[Dataset excerpts Boundary: Start]

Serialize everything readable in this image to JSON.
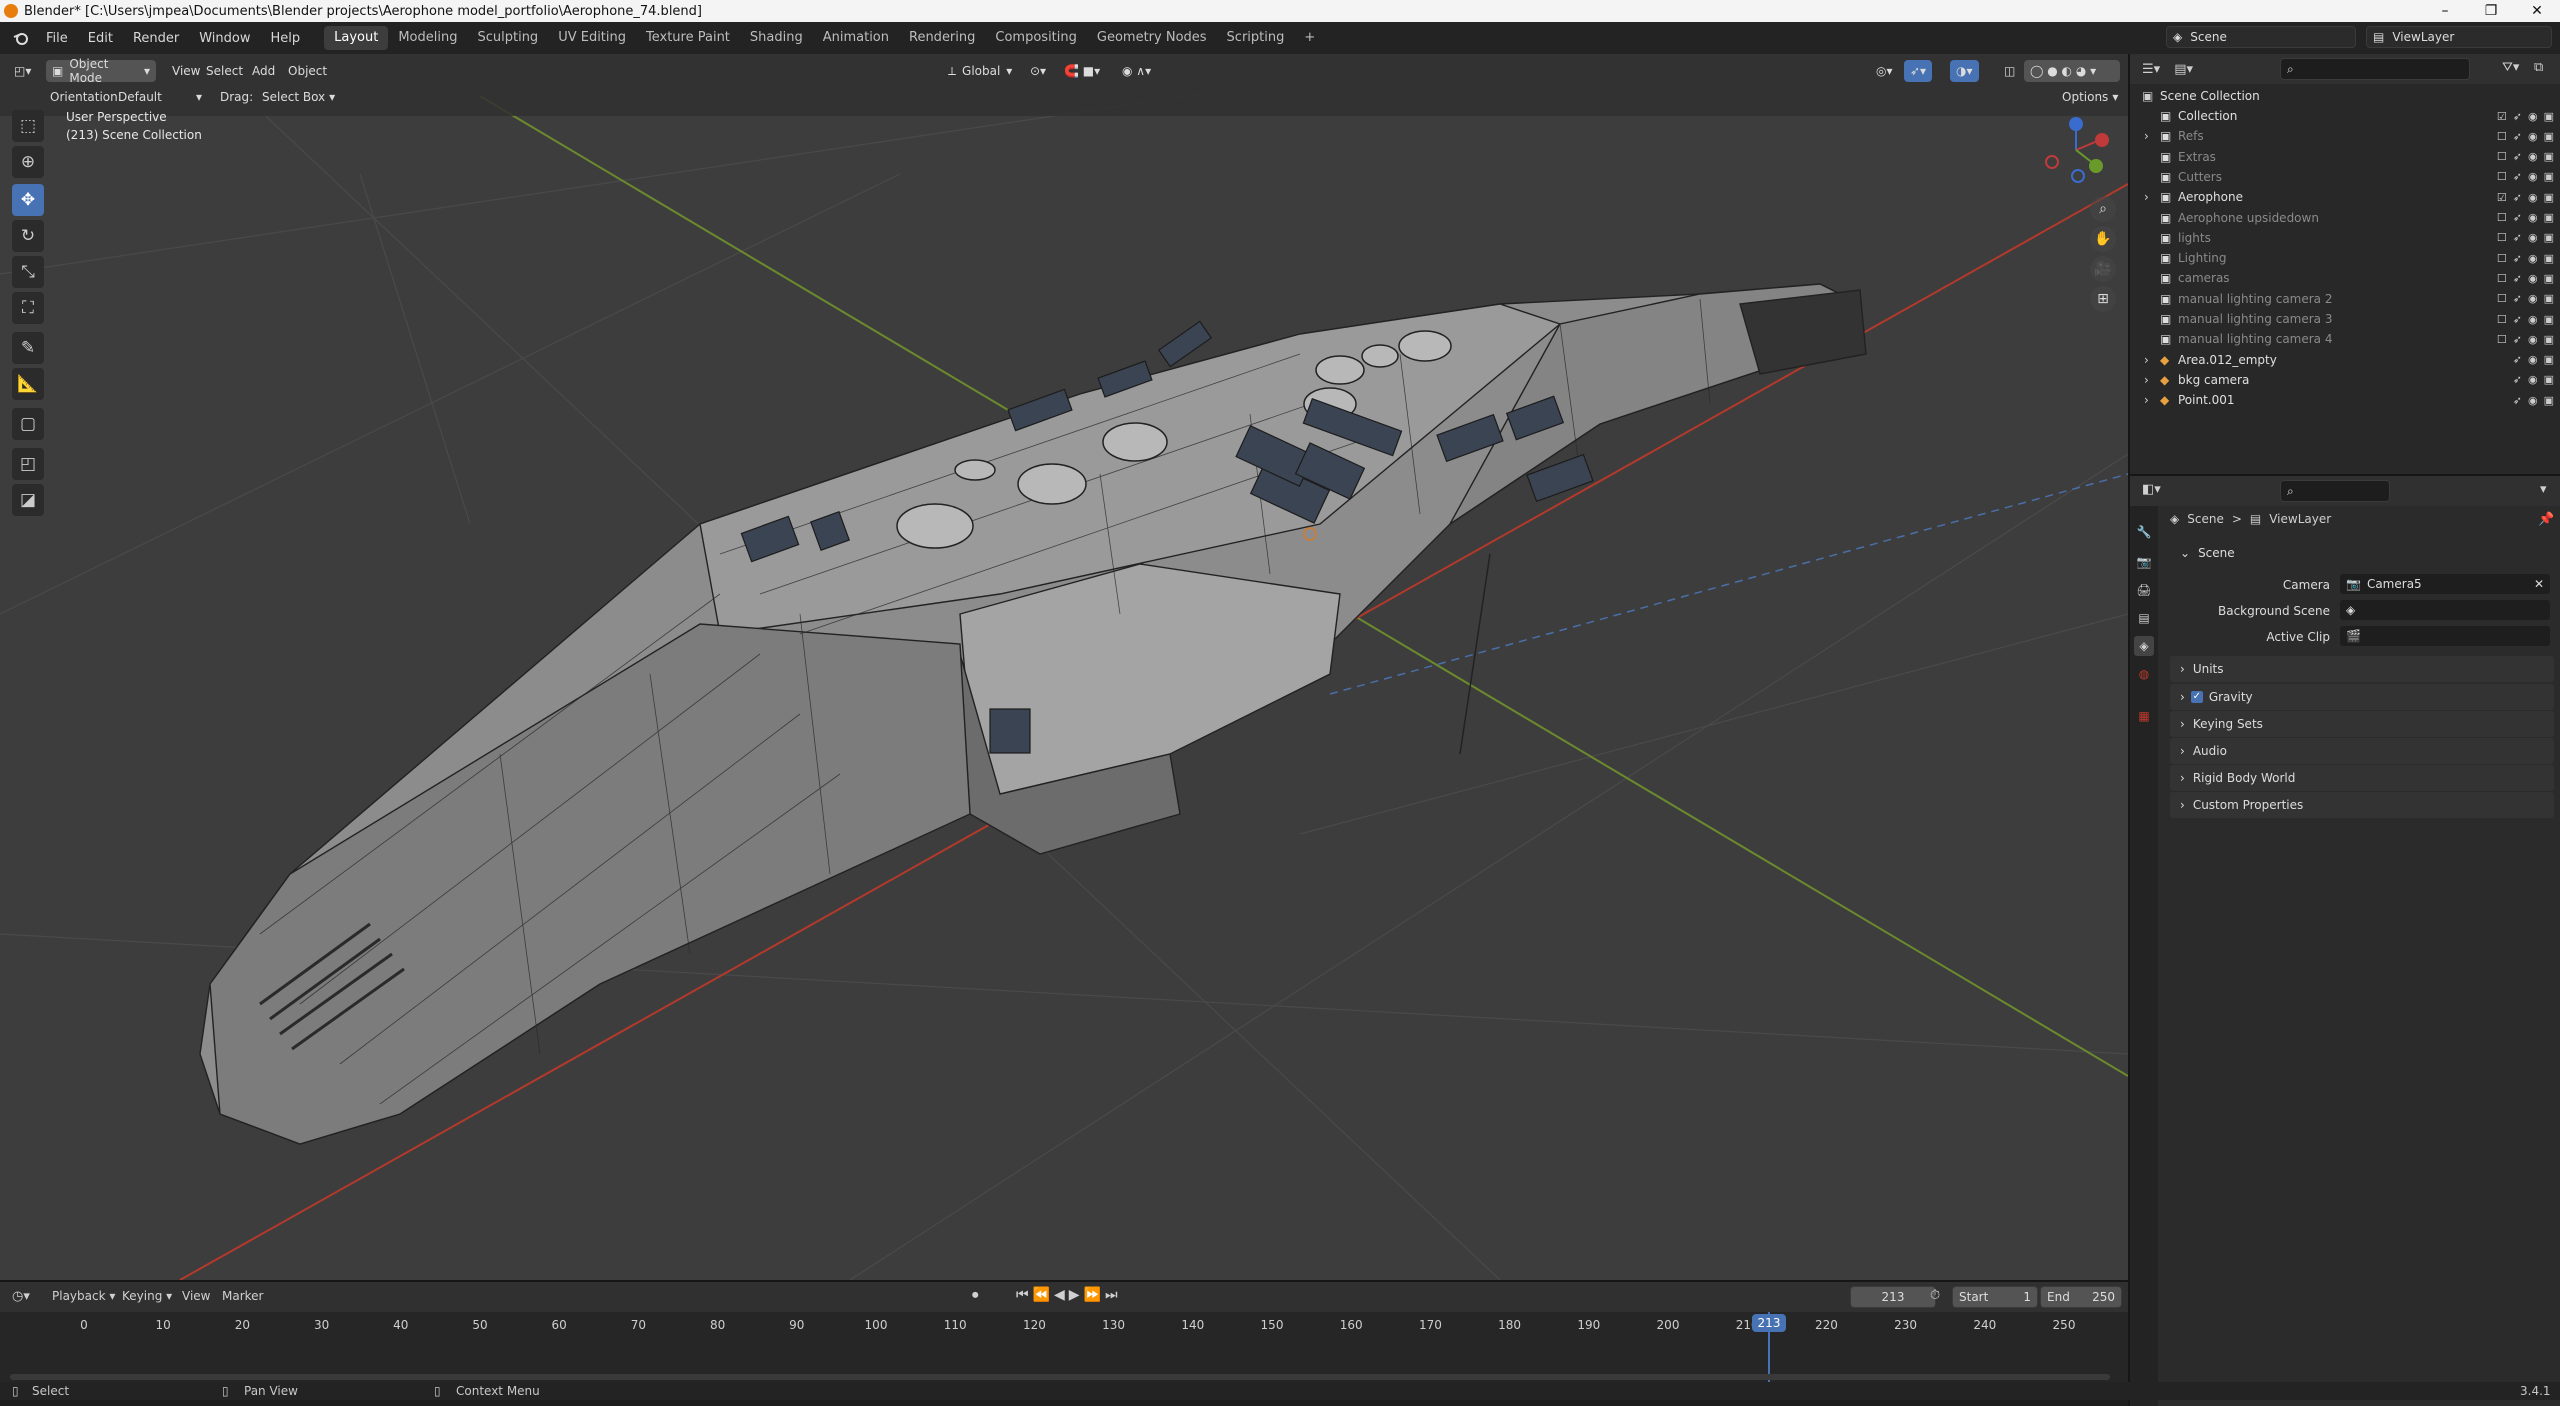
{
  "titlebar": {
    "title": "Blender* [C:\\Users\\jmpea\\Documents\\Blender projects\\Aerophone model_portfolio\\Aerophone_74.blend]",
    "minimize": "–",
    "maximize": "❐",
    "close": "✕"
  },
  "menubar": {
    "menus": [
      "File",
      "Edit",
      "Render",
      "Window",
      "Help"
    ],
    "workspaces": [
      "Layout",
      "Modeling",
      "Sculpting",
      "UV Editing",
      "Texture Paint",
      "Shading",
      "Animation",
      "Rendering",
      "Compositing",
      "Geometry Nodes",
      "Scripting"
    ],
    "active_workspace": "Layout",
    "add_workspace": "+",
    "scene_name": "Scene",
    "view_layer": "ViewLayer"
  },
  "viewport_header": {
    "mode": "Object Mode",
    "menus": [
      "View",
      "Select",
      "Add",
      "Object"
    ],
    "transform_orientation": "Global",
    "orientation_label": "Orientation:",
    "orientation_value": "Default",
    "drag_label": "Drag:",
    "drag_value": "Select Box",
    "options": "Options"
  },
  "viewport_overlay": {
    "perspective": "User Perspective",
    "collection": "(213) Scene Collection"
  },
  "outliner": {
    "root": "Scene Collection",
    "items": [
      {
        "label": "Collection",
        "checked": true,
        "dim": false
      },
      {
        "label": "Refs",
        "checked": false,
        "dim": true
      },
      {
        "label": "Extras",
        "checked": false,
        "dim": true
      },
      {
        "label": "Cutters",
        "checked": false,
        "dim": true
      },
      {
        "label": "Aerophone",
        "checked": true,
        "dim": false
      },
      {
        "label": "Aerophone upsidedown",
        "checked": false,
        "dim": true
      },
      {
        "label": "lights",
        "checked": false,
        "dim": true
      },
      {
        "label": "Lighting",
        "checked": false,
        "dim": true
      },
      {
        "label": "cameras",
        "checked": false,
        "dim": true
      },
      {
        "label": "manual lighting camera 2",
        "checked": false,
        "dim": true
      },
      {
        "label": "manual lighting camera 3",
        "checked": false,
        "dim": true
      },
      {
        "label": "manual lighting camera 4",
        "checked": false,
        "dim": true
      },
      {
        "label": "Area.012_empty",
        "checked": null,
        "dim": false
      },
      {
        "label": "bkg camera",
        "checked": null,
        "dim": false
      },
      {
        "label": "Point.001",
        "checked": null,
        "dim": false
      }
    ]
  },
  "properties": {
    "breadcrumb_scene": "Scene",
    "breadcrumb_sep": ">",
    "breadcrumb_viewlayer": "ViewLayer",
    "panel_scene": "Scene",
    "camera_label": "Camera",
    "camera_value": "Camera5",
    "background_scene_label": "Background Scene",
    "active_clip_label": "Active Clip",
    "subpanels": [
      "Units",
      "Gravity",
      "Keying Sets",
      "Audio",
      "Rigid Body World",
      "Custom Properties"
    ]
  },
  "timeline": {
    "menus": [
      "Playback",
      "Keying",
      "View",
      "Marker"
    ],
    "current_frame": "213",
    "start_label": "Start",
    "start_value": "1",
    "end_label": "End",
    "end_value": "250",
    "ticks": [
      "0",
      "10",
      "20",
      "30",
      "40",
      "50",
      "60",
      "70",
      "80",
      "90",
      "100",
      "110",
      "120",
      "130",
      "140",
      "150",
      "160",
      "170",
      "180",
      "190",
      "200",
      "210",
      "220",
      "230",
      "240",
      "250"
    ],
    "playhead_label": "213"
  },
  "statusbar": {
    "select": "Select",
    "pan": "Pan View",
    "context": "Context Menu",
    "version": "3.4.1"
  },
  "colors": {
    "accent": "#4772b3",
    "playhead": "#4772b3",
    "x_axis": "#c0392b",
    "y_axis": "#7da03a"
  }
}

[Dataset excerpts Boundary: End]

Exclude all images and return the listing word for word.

Serialize everything readable in this image to JSON.
{
  "titlebar": {
    "title": "Blender* [C:\\Users\\jmpea\\Documents\\Blender projects\\Aerophone model_portfolio\\Aerophone_74.blend]",
    "minimize": "–",
    "maximize": "❐",
    "close": "✕"
  },
  "menubar": {
    "menus": [
      "File",
      "Edit",
      "Render",
      "Window",
      "Help"
    ],
    "workspaces": [
      "Layout",
      "Modeling",
      "Sculpting",
      "UV Editing",
      "Texture Paint",
      "Shading",
      "Animation",
      "Rendering",
      "Compositing",
      "Geometry Nodes",
      "Scripting"
    ],
    "active_workspace": "Layout",
    "add_workspace": "+",
    "scene_name": "Scene",
    "view_layer": "ViewLayer"
  },
  "viewport_header": {
    "mode": "Object Mode",
    "menus": [
      "View",
      "Select",
      "Add",
      "Object"
    ],
    "transform_orientation": "Global",
    "orientation_label": "Orientation:",
    "orientation_value": "Default",
    "drag_label": "Drag:",
    "drag_value": "Select Box",
    "options": "Options"
  },
  "viewport_overlay": {
    "perspective": "User Perspective",
    "collection": "(213) Scene Collection"
  },
  "outliner": {
    "root": "Scene Collection",
    "items": [
      {
        "label": "Collection",
        "checked": true,
        "dim": false
      },
      {
        "label": "Refs",
        "checked": false,
        "dim": true
      },
      {
        "label": "Extras",
        "checked": false,
        "dim": true
      },
      {
        "label": "Cutters",
        "checked": false,
        "dim": true
      },
      {
        "label": "Aerophone",
        "checked": true,
        "dim": false
      },
      {
        "label": "Aerophone upsidedown",
        "checked": false,
        "dim": true
      },
      {
        "label": "lights",
        "checked": false,
        "dim": true
      },
      {
        "label": "Lighting",
        "checked": false,
        "dim": true
      },
      {
        "label": "cameras",
        "checked": false,
        "dim": true
      },
      {
        "label": "manual lighting camera 2",
        "checked": false,
        "dim": true
      },
      {
        "label": "manual lighting camera 3",
        "checked": false,
        "dim": true
      },
      {
        "label": "manual lighting camera 4",
        "checked": false,
        "dim": true
      },
      {
        "label": "Area.012_empty",
        "checked": null,
        "dim": false
      },
      {
        "label": "bkg camera",
        "checked": null,
        "dim": false
      },
      {
        "label": "Point.001",
        "checked": null,
        "dim": false
      }
    ]
  },
  "properties": {
    "breadcrumb_scene": "Scene",
    "breadcrumb_sep": ">",
    "breadcrumb_viewlayer": "ViewLayer",
    "panel_scene": "Scene",
    "camera_label": "Camera",
    "camera_value": "Camera5",
    "background_scene_label": "Background Scene",
    "active_clip_label": "Active Clip",
    "subpanels": [
      "Units",
      "Gravity",
      "Keying Sets",
      "Audio",
      "Rigid Body World",
      "Custom Properties"
    ]
  },
  "timeline": {
    "menus": [
      "Playback",
      "Keying",
      "View",
      "Marker"
    ],
    "current_frame": "213",
    "start_label": "Start",
    "start_value": "1",
    "end_label": "End",
    "end_value": "250",
    "ticks": [
      "0",
      "10",
      "20",
      "30",
      "40",
      "50",
      "60",
      "70",
      "80",
      "90",
      "100",
      "110",
      "120",
      "130",
      "140",
      "150",
      "160",
      "170",
      "180",
      "190",
      "200",
      "210",
      "220",
      "230",
      "240",
      "250"
    ],
    "playhead_label": "213"
  },
  "statusbar": {
    "select": "Select",
    "pan": "Pan View",
    "context": "Context Menu",
    "version": "3.4.1"
  },
  "colors": {
    "accent": "#4772b3",
    "playhead": "#4772b3",
    "x_axis": "#c0392b",
    "y_axis": "#7da03a"
  }
}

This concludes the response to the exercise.